What was the mood like amongst the detainees you spoke to on Manus Island?
They are scared and uncertain of their future. Some have lost all hope and are simply trying to survive, while others are finding it harder all the time to hold onto the belief that their life might one day get better. I met many dozens of detainees in the time that I was there. They told me of the terrible impacts of indefinite detention in awful conditions, and what it has done to their physical and mental health.
Since I visited, the Australian government has announced that the entire Manus Island Regional Processing Centre at Lombrum will be closed by the 31st of October. I’ve been in contact with a number of detainees since that announcement was made, and it really crystallised the fears they held. They’ve been very clear with me that even though the camp itself is not an appropriate place for people to live, particularly for those fleeing persecution and worse, forcing them out into the community is no solution whatsoever.
This was expressed to me directly while I was there and since I’ve come back to Australia. They just don’t believe that PNG is safe for them. My experience both in Port Moresby and in Lorengau (on Manus Island) leads me to strongly agree.
Do any detainees hold out hope for the US deal?
There is some hope that the US may take some people, but there is absolutely no certainty at all in the minds of the detainees that any of them will be resettled in the US. Comments made by the Australian government have cast further uncertainty on whether any people at all will be resettled in the US, let alone a significant number. Fewer than 50 out of the 850 men on Manus have progressed through the two interview stages with the US government at this point, so most of them are a long way off any kind of resolution.
You weren’t allowed to visit the detention centre, but could you paint a picture of day-to-day life for detainees on Manus Island?
For more than three years the centre was locked down and the detainees were unable to leave. That changed after a decision by the Papua New Guinea Supreme Court late last year. So for the last six months or so, detainees have been able to leave during daylight hours and go into the town of Lorengau.
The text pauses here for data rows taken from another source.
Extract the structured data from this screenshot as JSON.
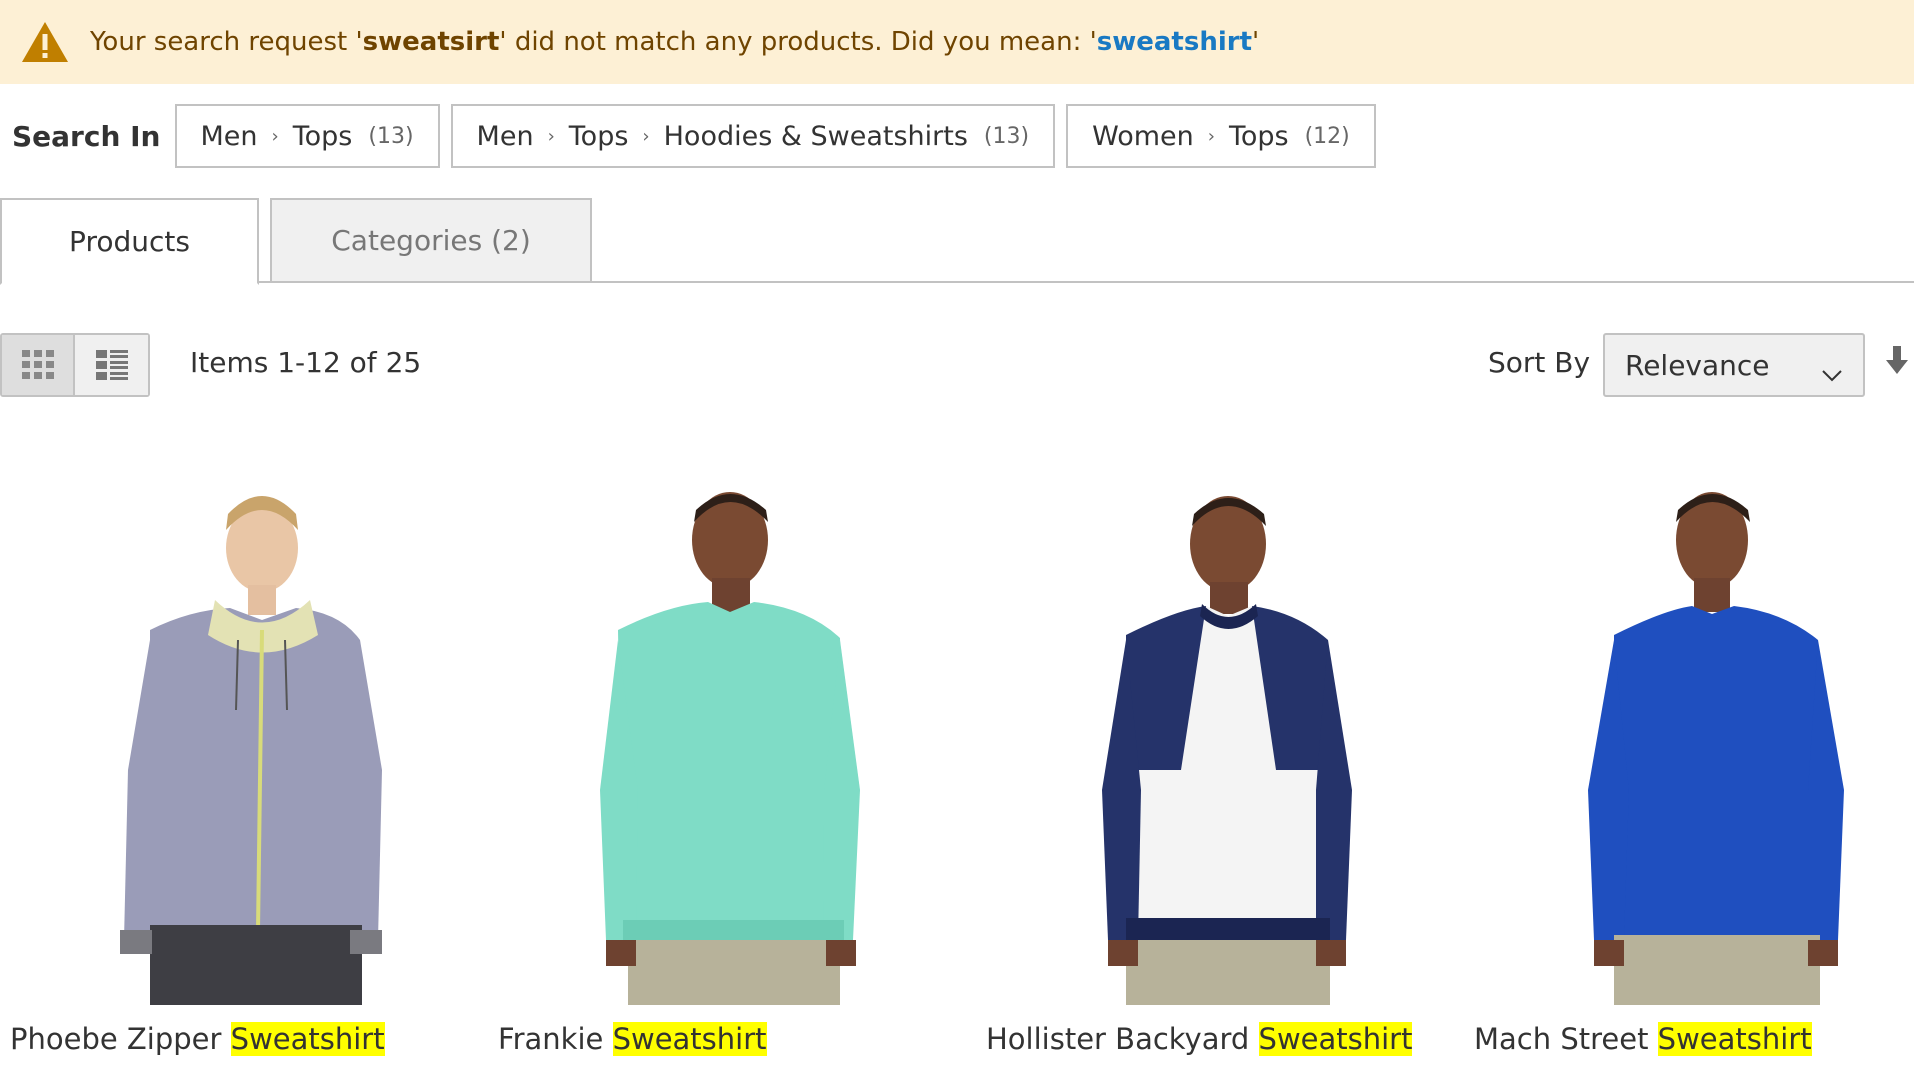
{
  "notice": {
    "prefix": "Your search request '",
    "query": "sweatsirt",
    "middle": "' did not match any products. Did you mean:  '",
    "suggestion": "sweatshirt",
    "suffix": "'",
    "icon": "warning-icon",
    "color_bg": "#fdf0d5",
    "color_text": "#6f4400"
  },
  "search_in": {
    "label": "Search In",
    "items": [
      {
        "path": [
          "Men",
          "Tops"
        ],
        "count": "(13)"
      },
      {
        "path": [
          "Men",
          "Tops",
          "Hoodies & Sweatshirts"
        ],
        "count": "(13)"
      },
      {
        "path": [
          "Women",
          "Tops"
        ],
        "count": "(12)"
      }
    ]
  },
  "tabs": [
    {
      "label": "Products",
      "active": true
    },
    {
      "label": "Categories (2)",
      "active": false
    }
  ],
  "toolbar": {
    "modes": [
      "grid-icon",
      "list-icon"
    ],
    "items_label": "Items 1-12 of 25",
    "sort_label": "Sort By",
    "sort_value": "Relevance",
    "sort_direction_icon": "arrow-down-icon"
  },
  "products": [
    {
      "name": "Phoebe Zipper ",
      "highlight": "Sweatshirt"
    },
    {
      "name": "Frankie ",
      "highlight": "Sweatshirt"
    },
    {
      "name": "Hollister Backyard ",
      "highlight": "Sweatshirt"
    },
    {
      "name": "Mach Street ",
      "highlight": "Sweatshirt"
    }
  ],
  "colors": {
    "highlight": "#ffff00",
    "link": "#1979c3"
  }
}
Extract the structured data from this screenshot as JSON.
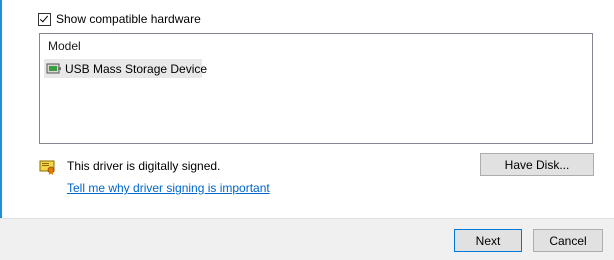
{
  "compatible_hardware": {
    "label": "Show compatible hardware",
    "checked": true
  },
  "model_list": {
    "header": "Model",
    "items": [
      {
        "label": "USB Mass Storage Device",
        "icon": "usb-device-icon",
        "selected": true
      }
    ]
  },
  "signing": {
    "status_text": "This driver is digitally signed.",
    "status_icon": "signed-driver-icon",
    "link_text": "Tell me why driver signing is important"
  },
  "buttons": {
    "have_disk": "Have Disk...",
    "next": "Next",
    "cancel": "Cancel"
  },
  "colors": {
    "link": "#0066cc",
    "accent": "#1e90d6",
    "default_button_border": "#0078d7"
  }
}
Some do, but most detainees don’t leave the centre as they’re too scared to go into town.
The day-to-day life in the centre is a combination of hopelessness and deprivation crossed with short bursts of utter fear and terror. There have been murders, riots and armed attacks by PNG naval personnel where multiple shots were fired into the centre. Detainees have certainly and justifiably been in fear for their lives since they were forced into that centre by the Australian government.
Day-to-day life inside the centre includes ongoing bullying and intimidation by some staff at the centre, although many detainees acknowledged that other staff were genuinely trying to do their best for them.
One detainee told me that he couldn’t sleep at night because of screaming from people with post-traumatic stress disorder or other mental health problems, and as a result he slept during the day and stayed awake all night.
What’s been the lasting impact of the Good Friday shooting?
The impact of that shooting has been ongoing. I met one of the detainees who was injured during that violent attack. He showed me the wound on his head, about the size of a 50 cent piece, which was inflicted by a rock thrown by a member of the PNG Navy.
Because of the riots in 2014 when Reza Berati was murdered, people were already living in fear. This Good Friday attack on the camp has brought that fear back to the surface again for many detainees.
By the department’s own admission, there’s a fair bit of tension between the locals on Manus Island and the detainees. What are your concerns for when Australia pulls out in October?
There is tension between the detainees and the local population as a whole, although it has to be said that there are a number of locals who are very supportive of the detainees. Some have opened their homes to some detainees who spend time there and have meals cooked for them.
A significant number of locals don’t want the detainees there. They weren’t consulted by the government before the camp was opened, and they view the detainees with a mixture of fear and anger. If the detainees are forced into the local community, which appears to be Peter Dutton’s intention, there is a significant risk that violence will flare up. We’ve already seen that in the past, and if it does happen it will be Australia’s responsibility.
The tension in Lorengau is very high at the moment. I felt that when I was there, and my understanding is that it has grown even more tense since the Good Friday shootings which were a manifestation of the feelings of some locals towards the detainees.
Lorengau is not a safe place for the detainees, particularly after dark. Neither, by the way, is Port Moresby. I spoke to refugees in Port Moresby who were simply too scared of going out of their compound at night for fear of being robbed, beaten or worse.
I’m really worried that as buildings in the compounds are progressively closed, conditions and overcrowding will worsen.
The UNHCR is right to say that these men are Australia’s responsibility, and right to say that settlement in PNG is impossible. We have to bring the men on Manus here to Australia and give them the support they need to rebuild their lives and contribute to our country.
Senator Nick McKim is the Australian Greens immigration spokesperson. He visited Manus Island and Port Moresby in May 2017.